Survivors celebrate the gift of life
If you’re a cancer survivor in California, you’re far from alone. Nearly 1.6 million men, women and children in the state are living through and beyond cancer.
Across the U.S., nearly 13.7 million people — more than the population of Illinois — can call themselves cancer survivors. Each one of those people has a story. Some are stories of victory, while others are chronicles of endurance. Sometimes they’re tales of pain and lives upended. Whatever a survivor’s story, chances are it’s different from life “B.C.” — before cancer.
Every year, City of Hope patients come together at the Sheri & Les Biller Patient and Family Resource Center for Cancer Survivors Day to celebrate their stories. As they talk about their journeys, a word often heard from them is “gift.”
Yes, as in “cancer is a gift.”
“It’s the best thing that ever happened to me because it gave me a purpose,” says Lorraine Ortiz, a 12-year breast cancer survivor.
After her diagnosis, her doctor referred her to a breast cancer support group, where she met women who would become her best friends. Over time, she counseled other patients.
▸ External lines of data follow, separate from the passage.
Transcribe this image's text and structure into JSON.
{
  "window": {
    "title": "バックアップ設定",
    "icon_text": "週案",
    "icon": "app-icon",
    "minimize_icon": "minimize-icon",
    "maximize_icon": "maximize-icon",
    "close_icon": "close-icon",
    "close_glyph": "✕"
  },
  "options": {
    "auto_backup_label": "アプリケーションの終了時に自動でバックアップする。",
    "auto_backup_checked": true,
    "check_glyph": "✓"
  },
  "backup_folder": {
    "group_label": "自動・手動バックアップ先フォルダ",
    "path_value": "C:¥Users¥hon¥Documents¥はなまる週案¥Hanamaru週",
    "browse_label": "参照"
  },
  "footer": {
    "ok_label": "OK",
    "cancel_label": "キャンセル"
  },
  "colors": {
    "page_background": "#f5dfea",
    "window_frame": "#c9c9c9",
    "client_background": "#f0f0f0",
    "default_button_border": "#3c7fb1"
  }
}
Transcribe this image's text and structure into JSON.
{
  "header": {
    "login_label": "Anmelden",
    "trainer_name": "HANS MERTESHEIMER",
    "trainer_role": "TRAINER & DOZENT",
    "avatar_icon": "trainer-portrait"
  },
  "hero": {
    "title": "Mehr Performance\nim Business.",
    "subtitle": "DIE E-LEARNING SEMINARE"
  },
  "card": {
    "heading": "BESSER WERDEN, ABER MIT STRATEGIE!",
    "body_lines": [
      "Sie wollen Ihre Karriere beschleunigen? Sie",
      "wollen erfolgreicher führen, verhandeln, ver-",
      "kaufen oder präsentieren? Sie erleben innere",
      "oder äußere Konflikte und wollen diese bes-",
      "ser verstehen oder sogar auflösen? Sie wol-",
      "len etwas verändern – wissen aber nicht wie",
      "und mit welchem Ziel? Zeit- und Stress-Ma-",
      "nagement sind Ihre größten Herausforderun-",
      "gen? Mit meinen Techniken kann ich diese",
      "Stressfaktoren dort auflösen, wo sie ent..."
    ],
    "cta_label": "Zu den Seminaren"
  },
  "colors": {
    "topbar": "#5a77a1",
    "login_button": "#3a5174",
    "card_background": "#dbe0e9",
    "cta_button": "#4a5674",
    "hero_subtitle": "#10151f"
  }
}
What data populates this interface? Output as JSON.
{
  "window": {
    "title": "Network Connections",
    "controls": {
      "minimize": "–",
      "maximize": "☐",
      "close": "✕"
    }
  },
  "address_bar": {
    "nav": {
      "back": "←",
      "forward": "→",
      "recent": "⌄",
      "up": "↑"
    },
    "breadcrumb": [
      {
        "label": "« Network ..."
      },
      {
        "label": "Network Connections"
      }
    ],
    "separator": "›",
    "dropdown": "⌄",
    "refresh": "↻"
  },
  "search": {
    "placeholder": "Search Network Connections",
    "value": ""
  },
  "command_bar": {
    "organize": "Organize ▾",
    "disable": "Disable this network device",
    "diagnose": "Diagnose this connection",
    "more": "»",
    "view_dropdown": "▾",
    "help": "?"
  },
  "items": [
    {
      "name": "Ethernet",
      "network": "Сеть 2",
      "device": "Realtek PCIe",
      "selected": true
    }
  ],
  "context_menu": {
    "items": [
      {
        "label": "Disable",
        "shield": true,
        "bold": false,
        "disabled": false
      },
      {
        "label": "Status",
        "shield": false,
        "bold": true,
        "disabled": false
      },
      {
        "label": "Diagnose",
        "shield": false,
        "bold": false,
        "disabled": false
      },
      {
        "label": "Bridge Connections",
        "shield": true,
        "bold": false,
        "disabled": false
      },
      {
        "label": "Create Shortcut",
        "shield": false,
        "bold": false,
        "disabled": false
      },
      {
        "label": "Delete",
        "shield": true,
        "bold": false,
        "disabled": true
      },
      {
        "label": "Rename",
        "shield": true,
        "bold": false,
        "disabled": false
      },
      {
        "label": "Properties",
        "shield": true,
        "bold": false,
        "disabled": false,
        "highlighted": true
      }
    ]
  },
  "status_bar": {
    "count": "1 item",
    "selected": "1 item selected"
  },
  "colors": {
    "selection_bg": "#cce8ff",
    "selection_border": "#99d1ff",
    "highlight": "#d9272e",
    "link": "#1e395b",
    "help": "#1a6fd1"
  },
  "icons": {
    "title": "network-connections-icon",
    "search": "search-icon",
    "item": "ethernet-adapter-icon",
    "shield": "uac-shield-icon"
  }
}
She and her support group members also sold blankets, pillows and other crafts they made by hand to raise money for City of Hope’s Child Life program. She still volunteers today.
Hannah Komai, now 22 and preparing to start nursing school, was a typical teen back when she was diagnosed with osteosarcoma. She entered City of Hope for tough chemotherapy and bonded with another girl who was on the same chemo schedule. “We were hospital sisters,” she says.
Today, her friend’s words and smile stay with her as her profound gift. “I still hear her voice reminding me not to take life so seriously,” Komai says softly. Around her neck, she wears a silver locket containing her friend’s ashes.
For those dealing with the fresh pain and grief of cancer, the idea of the disease as a gift might rightly seem foreign. But gratitude for life and its rich experiences seems universal among survivors.
City of Hope’s chief medical officer, Alexandra M. Levine, M.D., M.A.C.P., has seen how the disease makes patients and their families, friends and medical teams appreciate life. She recently urged survivors at Cancer Survivors Day to hold tightly to that gift, because research is making gains against the disease.
“If you are not yet cured, hang on,” she says, “because there will be a better tomorrow.”
Watch and listen to Hannah Komai talk about her cancer experience in the video below.